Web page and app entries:
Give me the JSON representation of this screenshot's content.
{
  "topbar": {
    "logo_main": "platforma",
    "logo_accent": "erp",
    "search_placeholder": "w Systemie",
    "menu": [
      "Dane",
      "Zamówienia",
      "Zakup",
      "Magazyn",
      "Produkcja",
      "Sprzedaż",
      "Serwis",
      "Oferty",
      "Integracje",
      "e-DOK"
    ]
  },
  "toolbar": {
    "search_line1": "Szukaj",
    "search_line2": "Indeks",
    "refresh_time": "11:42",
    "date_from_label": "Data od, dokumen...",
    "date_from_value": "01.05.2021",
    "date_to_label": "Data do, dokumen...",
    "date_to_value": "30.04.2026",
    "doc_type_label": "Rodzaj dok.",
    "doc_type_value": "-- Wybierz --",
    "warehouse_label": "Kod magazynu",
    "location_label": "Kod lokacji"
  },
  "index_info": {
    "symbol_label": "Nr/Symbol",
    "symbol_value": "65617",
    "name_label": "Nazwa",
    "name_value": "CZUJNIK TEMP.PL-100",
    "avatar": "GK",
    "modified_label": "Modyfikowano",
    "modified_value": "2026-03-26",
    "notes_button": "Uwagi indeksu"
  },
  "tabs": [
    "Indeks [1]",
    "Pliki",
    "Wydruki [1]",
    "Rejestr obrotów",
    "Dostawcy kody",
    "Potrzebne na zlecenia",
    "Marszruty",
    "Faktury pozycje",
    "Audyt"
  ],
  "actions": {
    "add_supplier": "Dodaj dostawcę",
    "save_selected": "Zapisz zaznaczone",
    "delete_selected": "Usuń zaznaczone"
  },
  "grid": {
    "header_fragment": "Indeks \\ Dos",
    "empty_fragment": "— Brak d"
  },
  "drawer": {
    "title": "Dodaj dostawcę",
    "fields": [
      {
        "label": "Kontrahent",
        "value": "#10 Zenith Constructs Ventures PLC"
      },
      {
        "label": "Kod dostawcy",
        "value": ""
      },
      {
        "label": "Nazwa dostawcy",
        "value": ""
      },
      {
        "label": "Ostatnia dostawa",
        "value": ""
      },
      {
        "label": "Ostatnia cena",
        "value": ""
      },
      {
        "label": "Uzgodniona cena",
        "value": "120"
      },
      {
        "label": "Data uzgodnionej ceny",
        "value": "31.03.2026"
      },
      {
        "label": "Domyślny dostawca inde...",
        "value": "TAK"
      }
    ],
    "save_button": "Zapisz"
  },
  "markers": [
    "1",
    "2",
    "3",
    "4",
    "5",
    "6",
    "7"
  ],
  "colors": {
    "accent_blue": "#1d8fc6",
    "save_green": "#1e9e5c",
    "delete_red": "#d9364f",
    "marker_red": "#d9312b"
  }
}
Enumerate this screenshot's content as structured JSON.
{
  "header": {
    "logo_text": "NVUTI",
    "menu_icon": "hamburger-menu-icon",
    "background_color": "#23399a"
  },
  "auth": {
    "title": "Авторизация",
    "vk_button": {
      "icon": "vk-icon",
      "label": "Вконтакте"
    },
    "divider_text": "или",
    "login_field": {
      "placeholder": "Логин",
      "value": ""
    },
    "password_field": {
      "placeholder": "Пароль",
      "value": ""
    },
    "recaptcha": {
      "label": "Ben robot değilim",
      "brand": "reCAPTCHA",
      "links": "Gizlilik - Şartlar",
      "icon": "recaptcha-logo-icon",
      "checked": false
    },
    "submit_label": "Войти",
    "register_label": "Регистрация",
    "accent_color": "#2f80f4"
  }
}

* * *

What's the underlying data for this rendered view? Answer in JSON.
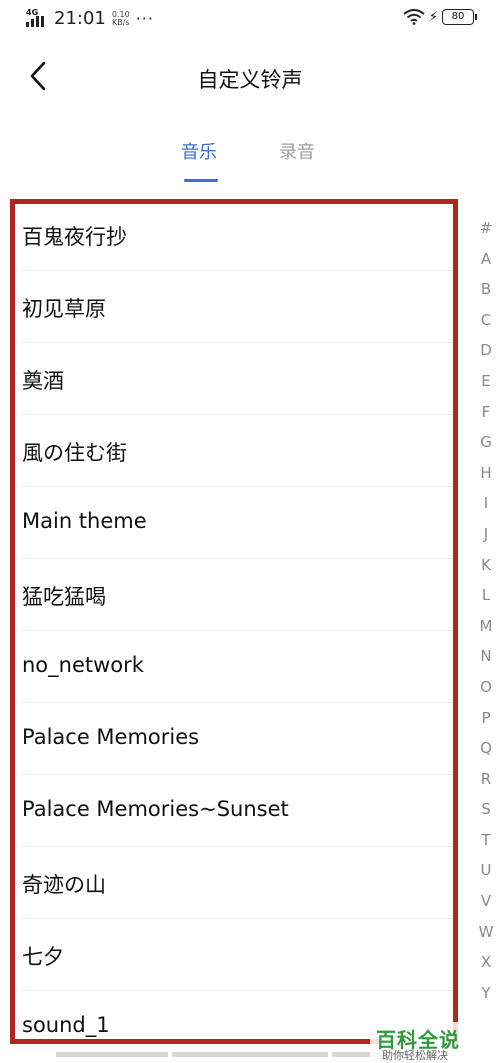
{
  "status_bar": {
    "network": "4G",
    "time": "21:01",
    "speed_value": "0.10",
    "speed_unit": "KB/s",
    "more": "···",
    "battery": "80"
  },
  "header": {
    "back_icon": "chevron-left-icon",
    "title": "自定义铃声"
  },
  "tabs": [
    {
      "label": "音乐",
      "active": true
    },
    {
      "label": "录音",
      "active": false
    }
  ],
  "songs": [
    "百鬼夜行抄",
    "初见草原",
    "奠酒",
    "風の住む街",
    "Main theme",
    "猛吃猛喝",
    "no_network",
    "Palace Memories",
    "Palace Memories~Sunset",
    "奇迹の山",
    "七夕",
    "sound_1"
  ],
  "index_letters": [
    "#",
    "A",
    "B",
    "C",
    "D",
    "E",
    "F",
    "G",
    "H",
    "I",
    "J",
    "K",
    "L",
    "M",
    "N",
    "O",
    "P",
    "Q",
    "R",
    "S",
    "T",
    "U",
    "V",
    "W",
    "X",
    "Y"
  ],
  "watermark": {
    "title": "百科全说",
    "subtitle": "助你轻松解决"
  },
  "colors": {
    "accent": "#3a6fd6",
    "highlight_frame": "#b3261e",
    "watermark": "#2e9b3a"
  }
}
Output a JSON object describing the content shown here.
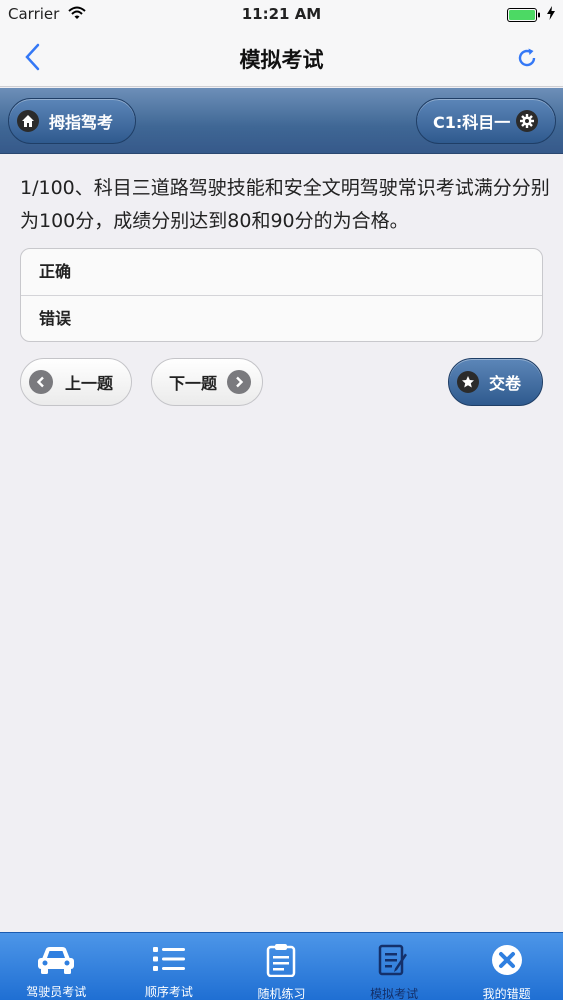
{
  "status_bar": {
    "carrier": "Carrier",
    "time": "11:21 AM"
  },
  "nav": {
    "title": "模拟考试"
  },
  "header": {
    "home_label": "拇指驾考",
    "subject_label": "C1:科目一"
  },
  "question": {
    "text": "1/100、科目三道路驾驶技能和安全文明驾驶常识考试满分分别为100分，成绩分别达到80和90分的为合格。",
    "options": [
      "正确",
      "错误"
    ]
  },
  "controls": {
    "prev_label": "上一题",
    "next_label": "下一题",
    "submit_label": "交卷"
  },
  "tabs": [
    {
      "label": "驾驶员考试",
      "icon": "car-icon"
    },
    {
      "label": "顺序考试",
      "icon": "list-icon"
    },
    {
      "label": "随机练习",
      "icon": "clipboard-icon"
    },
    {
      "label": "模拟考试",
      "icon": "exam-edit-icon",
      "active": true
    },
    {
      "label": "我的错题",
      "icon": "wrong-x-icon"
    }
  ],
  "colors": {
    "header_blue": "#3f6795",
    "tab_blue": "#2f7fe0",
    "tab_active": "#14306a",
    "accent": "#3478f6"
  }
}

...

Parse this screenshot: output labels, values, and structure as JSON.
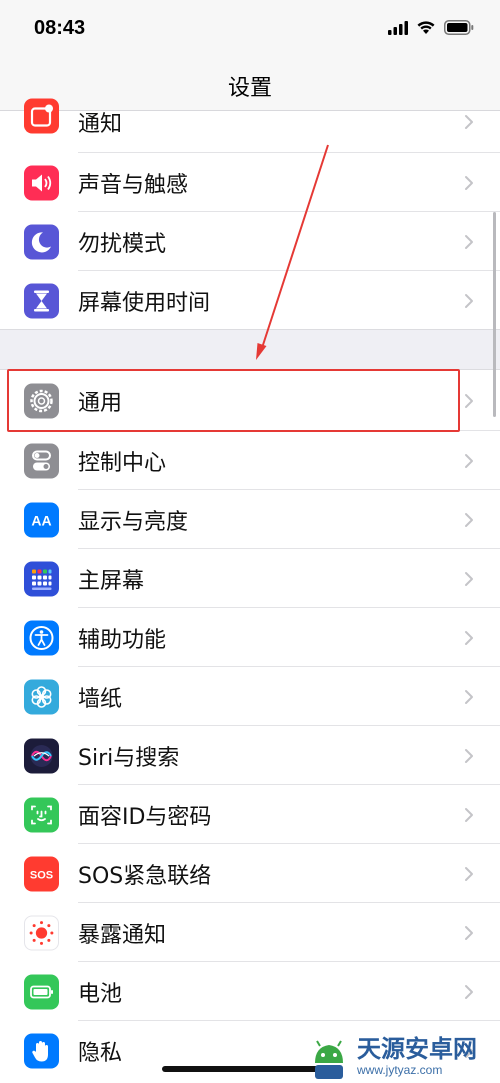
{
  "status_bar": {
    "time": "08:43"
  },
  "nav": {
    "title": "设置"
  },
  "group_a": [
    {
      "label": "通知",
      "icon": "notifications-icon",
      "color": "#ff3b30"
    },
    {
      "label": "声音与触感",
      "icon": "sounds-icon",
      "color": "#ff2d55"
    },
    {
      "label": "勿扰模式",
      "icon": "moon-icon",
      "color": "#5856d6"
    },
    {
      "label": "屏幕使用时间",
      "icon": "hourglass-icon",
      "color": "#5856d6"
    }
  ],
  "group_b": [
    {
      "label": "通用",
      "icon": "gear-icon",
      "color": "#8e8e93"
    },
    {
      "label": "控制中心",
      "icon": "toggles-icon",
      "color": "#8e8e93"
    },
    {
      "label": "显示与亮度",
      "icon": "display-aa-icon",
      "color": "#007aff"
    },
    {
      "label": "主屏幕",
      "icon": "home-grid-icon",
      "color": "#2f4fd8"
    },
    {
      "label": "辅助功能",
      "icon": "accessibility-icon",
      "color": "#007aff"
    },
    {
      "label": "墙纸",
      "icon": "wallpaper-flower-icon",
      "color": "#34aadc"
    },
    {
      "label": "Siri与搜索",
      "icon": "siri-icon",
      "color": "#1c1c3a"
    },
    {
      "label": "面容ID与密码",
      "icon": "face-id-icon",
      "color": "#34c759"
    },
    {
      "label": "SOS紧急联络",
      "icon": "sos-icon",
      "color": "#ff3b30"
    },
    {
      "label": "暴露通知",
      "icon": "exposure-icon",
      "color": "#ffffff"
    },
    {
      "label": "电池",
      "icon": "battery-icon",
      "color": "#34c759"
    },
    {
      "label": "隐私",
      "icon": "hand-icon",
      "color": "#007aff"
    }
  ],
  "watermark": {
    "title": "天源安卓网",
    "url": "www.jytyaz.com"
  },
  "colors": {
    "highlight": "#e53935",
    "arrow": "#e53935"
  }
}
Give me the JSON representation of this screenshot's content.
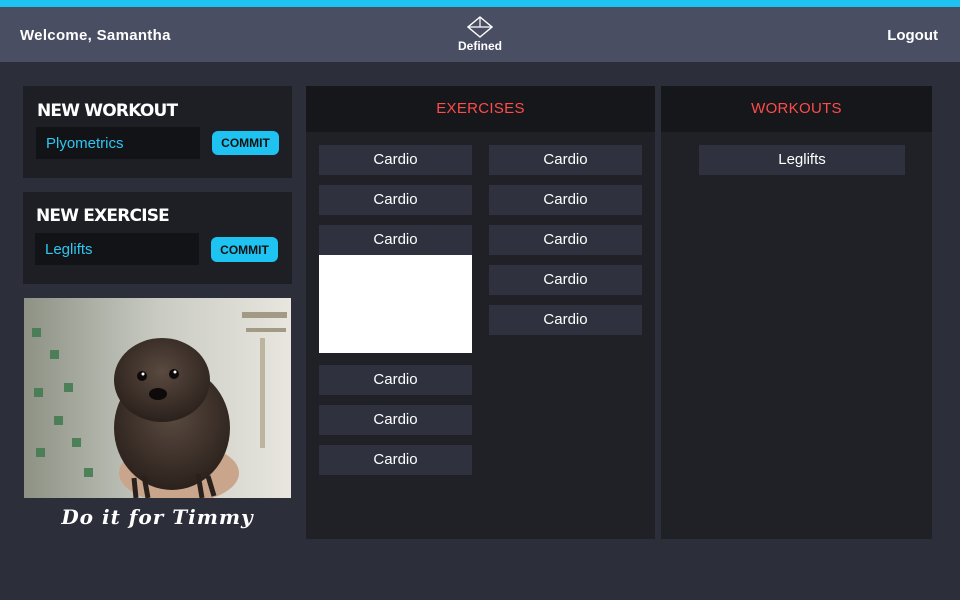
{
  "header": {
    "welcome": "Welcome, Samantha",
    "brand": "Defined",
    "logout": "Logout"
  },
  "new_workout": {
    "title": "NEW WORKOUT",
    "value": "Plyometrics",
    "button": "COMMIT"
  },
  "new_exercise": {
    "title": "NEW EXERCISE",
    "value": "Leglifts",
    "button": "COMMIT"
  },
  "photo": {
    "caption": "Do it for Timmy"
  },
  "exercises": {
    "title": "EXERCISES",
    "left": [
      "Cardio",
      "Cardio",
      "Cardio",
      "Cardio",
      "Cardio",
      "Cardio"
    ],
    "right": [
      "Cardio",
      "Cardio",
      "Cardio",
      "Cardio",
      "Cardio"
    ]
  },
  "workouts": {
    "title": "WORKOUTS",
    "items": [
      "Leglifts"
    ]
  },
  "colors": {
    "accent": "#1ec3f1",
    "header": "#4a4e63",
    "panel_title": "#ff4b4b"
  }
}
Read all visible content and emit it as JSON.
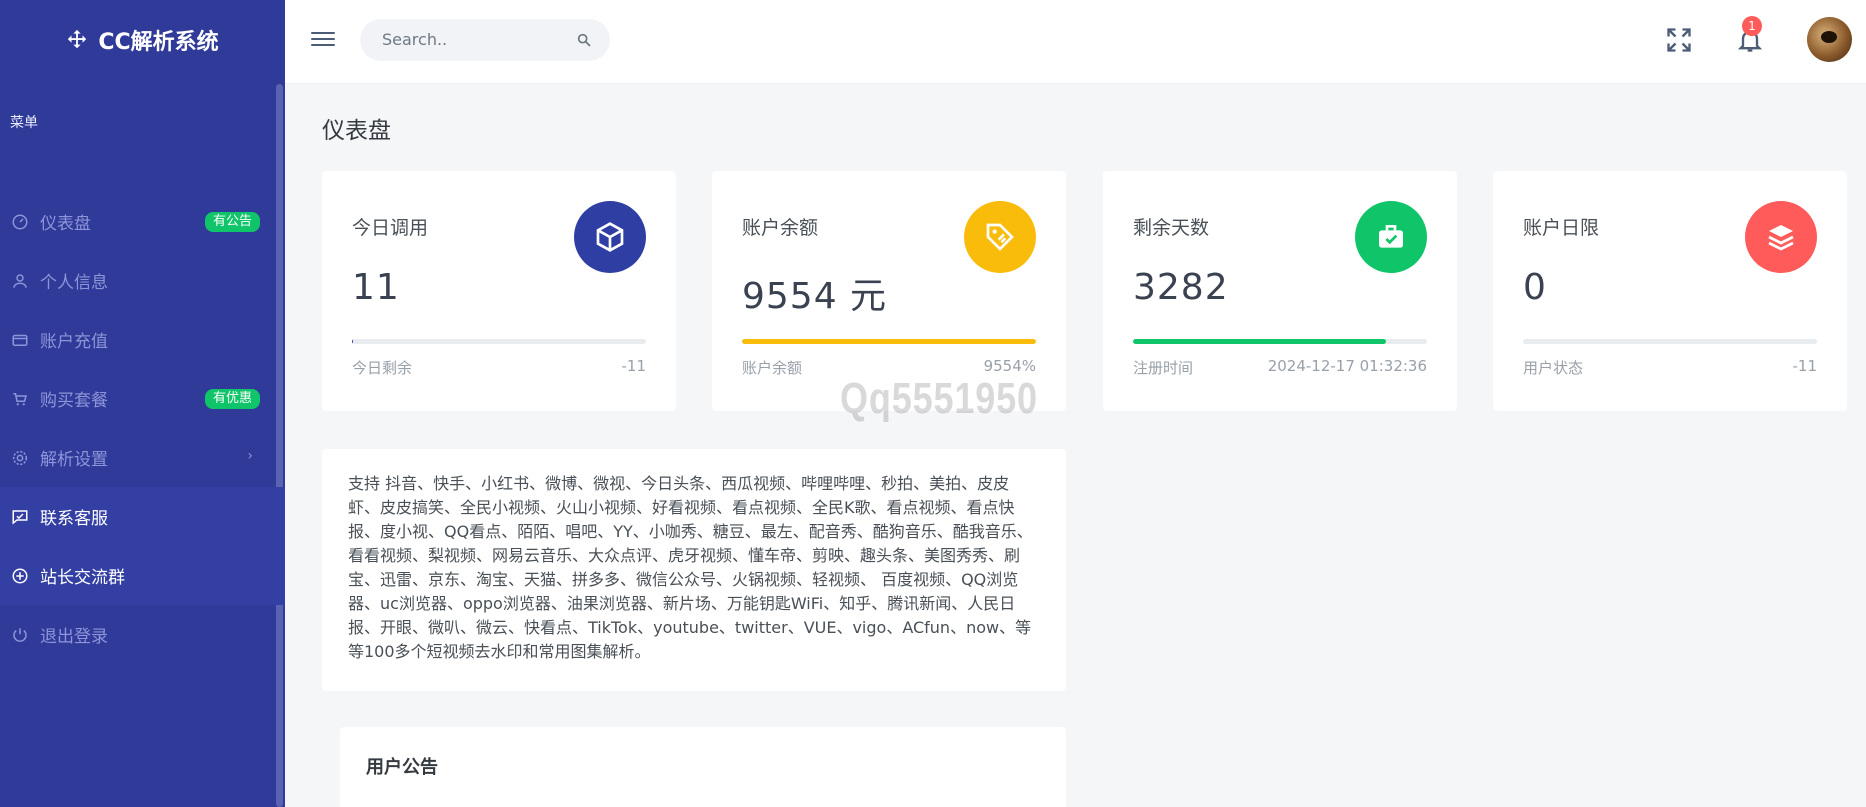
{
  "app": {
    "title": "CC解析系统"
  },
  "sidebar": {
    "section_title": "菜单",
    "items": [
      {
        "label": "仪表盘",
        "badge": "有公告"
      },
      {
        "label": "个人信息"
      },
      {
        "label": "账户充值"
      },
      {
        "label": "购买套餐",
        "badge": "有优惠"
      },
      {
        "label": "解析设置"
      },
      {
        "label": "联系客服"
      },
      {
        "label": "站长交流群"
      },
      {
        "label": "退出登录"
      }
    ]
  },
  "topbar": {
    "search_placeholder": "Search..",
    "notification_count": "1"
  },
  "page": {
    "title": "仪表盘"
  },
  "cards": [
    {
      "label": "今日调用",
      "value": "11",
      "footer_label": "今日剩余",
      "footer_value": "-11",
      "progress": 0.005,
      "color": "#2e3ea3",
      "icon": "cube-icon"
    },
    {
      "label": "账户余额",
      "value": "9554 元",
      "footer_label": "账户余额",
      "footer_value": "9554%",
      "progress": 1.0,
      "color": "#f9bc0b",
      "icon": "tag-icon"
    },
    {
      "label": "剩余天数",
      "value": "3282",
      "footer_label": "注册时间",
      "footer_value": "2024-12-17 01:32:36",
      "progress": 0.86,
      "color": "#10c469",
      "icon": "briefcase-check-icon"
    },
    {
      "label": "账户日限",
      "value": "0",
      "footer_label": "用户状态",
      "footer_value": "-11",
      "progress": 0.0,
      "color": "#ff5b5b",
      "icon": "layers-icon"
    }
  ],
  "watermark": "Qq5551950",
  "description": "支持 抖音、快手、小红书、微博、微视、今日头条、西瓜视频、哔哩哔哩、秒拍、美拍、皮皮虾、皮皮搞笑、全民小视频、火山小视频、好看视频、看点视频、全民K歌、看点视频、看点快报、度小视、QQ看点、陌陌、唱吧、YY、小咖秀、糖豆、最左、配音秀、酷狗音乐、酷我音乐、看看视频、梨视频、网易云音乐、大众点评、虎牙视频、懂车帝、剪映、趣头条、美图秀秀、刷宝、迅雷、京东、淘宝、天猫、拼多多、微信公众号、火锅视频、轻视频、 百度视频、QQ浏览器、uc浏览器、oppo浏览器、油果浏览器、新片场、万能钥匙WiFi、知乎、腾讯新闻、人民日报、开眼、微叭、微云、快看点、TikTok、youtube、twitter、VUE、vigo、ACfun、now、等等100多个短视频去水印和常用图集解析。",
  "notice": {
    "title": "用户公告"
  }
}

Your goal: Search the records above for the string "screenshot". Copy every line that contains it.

Output for this exercise:
Give me the JSON representation of this screenshot's content.
Enumerate this screenshot's content as structured JSON.
Parse this screenshot: output labels, values, and structure as JSON.
Give me the JSON representation of this screenshot's content.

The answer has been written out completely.